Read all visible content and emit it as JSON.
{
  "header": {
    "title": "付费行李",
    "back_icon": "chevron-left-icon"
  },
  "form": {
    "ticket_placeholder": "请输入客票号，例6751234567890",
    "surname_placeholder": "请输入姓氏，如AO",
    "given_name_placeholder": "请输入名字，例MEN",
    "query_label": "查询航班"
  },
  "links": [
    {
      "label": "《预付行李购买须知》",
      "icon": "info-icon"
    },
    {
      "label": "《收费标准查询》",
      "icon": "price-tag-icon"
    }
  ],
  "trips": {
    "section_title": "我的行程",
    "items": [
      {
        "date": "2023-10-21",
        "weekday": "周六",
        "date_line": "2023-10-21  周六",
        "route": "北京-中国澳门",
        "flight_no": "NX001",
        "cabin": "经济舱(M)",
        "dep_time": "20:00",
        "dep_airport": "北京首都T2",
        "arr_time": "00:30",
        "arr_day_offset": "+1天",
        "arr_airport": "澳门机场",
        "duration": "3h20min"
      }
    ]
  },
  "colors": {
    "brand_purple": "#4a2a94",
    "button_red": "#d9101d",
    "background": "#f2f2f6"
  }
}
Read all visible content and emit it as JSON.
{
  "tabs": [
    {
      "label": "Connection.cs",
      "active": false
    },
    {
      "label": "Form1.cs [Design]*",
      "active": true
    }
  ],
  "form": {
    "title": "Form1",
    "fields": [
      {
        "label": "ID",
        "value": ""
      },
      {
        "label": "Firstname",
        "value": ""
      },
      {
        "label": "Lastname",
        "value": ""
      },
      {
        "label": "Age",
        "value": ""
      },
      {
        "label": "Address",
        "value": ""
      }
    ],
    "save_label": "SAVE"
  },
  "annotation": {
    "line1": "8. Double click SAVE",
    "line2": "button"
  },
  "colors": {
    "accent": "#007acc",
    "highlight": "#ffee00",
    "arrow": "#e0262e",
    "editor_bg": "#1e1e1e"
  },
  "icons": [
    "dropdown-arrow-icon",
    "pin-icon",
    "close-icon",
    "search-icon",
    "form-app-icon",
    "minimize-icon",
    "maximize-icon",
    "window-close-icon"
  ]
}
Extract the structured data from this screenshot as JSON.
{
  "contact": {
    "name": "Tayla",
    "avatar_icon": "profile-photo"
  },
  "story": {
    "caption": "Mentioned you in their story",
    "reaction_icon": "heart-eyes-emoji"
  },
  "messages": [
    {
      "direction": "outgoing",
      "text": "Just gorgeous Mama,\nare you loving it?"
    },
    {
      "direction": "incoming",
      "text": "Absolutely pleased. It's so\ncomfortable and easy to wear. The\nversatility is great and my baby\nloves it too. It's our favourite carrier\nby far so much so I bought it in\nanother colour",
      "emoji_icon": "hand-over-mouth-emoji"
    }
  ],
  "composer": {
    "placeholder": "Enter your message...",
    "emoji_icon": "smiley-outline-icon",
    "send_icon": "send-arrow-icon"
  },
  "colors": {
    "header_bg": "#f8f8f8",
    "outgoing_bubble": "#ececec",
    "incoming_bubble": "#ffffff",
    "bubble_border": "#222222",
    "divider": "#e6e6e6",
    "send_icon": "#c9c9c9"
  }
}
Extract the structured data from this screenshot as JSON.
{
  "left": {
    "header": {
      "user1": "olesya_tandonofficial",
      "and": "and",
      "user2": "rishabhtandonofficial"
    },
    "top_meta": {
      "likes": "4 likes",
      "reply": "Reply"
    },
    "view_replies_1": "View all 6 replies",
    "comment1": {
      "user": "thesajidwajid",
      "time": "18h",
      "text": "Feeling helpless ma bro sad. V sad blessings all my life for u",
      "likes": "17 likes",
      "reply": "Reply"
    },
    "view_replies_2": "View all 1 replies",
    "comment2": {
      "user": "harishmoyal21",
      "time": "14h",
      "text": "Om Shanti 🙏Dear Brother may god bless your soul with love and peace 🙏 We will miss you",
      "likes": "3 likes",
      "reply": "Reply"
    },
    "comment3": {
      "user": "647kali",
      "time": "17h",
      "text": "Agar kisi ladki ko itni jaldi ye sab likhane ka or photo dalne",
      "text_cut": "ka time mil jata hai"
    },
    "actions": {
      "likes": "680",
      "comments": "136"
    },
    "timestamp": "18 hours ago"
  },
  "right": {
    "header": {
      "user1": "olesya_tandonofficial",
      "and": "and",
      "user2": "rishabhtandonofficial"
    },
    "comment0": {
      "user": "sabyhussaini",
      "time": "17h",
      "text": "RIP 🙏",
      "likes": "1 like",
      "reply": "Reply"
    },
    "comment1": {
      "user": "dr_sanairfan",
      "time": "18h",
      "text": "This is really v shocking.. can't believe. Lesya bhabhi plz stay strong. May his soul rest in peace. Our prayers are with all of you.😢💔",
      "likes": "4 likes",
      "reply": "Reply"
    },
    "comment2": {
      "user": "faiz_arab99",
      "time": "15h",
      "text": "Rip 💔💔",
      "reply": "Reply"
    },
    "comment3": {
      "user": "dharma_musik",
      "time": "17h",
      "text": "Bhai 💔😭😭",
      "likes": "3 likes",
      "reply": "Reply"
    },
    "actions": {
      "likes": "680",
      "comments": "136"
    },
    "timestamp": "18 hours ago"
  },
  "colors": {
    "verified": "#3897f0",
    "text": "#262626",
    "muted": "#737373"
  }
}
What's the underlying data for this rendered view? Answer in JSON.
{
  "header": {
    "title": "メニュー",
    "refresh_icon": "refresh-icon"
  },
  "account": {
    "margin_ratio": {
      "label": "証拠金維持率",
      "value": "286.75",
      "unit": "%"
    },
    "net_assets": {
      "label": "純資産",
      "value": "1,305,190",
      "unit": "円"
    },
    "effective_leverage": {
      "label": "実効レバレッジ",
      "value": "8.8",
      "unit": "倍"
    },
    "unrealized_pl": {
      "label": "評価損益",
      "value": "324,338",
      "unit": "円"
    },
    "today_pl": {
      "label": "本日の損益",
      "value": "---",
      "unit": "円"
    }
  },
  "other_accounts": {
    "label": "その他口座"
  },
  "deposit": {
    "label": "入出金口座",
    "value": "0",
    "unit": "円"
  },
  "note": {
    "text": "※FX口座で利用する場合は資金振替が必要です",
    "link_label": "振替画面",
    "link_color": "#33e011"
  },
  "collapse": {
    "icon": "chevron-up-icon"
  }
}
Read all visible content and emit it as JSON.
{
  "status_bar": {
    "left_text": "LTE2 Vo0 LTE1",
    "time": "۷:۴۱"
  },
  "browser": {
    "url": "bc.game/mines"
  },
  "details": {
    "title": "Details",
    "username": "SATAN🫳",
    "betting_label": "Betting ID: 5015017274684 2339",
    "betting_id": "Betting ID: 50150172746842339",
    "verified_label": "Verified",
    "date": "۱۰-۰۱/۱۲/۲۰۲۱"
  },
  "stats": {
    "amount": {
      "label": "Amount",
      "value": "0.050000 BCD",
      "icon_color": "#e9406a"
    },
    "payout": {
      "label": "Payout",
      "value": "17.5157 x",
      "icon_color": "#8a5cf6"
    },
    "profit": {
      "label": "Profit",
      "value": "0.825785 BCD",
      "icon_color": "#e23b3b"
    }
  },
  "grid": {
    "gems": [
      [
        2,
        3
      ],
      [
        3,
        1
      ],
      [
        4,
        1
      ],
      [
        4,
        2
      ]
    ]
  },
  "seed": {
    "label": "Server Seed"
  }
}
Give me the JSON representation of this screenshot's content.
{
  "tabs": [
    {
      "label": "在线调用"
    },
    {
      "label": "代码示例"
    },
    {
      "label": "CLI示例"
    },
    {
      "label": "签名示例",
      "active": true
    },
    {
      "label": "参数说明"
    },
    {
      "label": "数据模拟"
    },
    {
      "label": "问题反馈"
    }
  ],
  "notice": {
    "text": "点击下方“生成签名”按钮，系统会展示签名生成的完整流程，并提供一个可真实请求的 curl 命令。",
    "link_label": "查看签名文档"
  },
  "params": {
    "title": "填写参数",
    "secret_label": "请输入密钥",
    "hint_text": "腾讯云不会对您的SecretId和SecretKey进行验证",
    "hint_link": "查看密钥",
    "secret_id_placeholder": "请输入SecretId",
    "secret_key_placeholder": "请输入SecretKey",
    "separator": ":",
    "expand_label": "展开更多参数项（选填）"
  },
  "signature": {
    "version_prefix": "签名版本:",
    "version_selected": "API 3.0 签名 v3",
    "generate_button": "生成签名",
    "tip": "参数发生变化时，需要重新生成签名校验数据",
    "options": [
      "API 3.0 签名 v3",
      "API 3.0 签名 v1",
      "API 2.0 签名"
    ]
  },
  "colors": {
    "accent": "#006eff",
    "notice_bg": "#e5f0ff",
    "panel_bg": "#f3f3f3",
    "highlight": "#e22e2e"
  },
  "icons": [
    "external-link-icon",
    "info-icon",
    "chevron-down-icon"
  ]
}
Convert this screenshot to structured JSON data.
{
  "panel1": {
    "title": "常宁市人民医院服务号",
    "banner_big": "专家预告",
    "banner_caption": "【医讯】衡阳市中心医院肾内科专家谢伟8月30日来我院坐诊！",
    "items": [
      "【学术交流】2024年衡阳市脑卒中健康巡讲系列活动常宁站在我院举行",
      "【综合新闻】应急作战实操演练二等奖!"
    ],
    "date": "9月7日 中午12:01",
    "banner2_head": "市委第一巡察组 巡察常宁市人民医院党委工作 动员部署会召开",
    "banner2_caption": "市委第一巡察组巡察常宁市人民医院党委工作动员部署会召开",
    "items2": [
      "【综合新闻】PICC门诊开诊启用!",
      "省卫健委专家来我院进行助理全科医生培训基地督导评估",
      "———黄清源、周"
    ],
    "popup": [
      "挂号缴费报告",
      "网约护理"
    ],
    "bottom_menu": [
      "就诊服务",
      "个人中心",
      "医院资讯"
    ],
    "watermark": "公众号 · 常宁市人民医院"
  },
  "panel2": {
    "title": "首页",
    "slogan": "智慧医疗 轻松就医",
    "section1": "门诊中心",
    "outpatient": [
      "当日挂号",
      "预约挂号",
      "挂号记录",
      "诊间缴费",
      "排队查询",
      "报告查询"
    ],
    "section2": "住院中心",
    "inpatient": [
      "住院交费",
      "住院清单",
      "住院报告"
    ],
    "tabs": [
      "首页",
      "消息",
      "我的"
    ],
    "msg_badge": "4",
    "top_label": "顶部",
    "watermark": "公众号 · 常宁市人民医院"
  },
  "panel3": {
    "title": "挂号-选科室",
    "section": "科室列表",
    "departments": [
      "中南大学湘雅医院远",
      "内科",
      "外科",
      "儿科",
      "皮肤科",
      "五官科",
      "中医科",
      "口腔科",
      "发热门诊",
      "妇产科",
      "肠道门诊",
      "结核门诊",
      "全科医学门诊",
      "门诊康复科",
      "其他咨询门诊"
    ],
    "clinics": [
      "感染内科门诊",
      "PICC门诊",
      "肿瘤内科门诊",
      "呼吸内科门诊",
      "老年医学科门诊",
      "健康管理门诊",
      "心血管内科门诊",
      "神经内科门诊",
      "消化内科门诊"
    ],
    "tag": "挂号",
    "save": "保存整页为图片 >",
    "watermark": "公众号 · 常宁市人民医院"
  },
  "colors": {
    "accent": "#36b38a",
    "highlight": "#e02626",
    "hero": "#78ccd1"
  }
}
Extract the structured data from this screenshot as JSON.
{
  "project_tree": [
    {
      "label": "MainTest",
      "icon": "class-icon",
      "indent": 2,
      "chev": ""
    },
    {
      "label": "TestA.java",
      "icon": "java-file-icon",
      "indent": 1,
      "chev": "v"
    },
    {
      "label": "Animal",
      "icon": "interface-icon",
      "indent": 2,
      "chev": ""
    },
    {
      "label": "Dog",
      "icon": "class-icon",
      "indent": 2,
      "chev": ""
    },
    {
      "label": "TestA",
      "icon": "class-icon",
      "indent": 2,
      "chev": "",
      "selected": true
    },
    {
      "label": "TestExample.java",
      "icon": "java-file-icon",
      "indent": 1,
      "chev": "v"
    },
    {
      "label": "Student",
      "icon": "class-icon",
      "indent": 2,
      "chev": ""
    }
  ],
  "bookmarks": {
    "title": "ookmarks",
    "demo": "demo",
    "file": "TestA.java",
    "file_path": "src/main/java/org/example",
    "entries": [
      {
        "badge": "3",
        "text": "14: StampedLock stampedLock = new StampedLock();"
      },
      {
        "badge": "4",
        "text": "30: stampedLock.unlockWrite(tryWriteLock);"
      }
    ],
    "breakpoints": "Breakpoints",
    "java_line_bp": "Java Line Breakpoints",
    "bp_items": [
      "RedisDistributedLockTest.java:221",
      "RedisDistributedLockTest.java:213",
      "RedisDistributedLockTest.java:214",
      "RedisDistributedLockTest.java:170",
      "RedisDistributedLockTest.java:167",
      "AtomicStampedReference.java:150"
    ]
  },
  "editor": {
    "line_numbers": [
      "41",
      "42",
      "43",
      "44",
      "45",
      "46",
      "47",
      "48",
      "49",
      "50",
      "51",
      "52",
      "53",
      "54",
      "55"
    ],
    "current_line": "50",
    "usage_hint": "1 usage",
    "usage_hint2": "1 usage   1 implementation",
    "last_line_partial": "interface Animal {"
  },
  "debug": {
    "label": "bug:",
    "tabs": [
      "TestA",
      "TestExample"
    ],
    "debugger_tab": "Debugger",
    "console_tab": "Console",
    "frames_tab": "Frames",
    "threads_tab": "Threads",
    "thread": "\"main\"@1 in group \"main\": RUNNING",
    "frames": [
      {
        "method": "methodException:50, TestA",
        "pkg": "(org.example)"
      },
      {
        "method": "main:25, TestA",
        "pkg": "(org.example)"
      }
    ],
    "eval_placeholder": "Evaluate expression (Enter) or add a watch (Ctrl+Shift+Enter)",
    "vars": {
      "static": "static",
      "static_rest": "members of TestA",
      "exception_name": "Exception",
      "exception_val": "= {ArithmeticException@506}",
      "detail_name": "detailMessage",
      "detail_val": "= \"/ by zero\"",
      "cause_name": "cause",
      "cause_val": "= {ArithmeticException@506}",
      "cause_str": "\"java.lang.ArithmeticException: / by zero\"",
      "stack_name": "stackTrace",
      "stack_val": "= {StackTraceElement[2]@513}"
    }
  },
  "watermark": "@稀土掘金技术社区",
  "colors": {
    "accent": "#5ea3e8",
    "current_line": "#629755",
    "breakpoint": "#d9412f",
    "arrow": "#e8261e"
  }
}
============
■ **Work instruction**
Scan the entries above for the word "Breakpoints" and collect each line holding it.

■ **Exercise response**
    "breakpoints": "Breakpoints",
    "java_line_bp": "Java Line Breakpoints",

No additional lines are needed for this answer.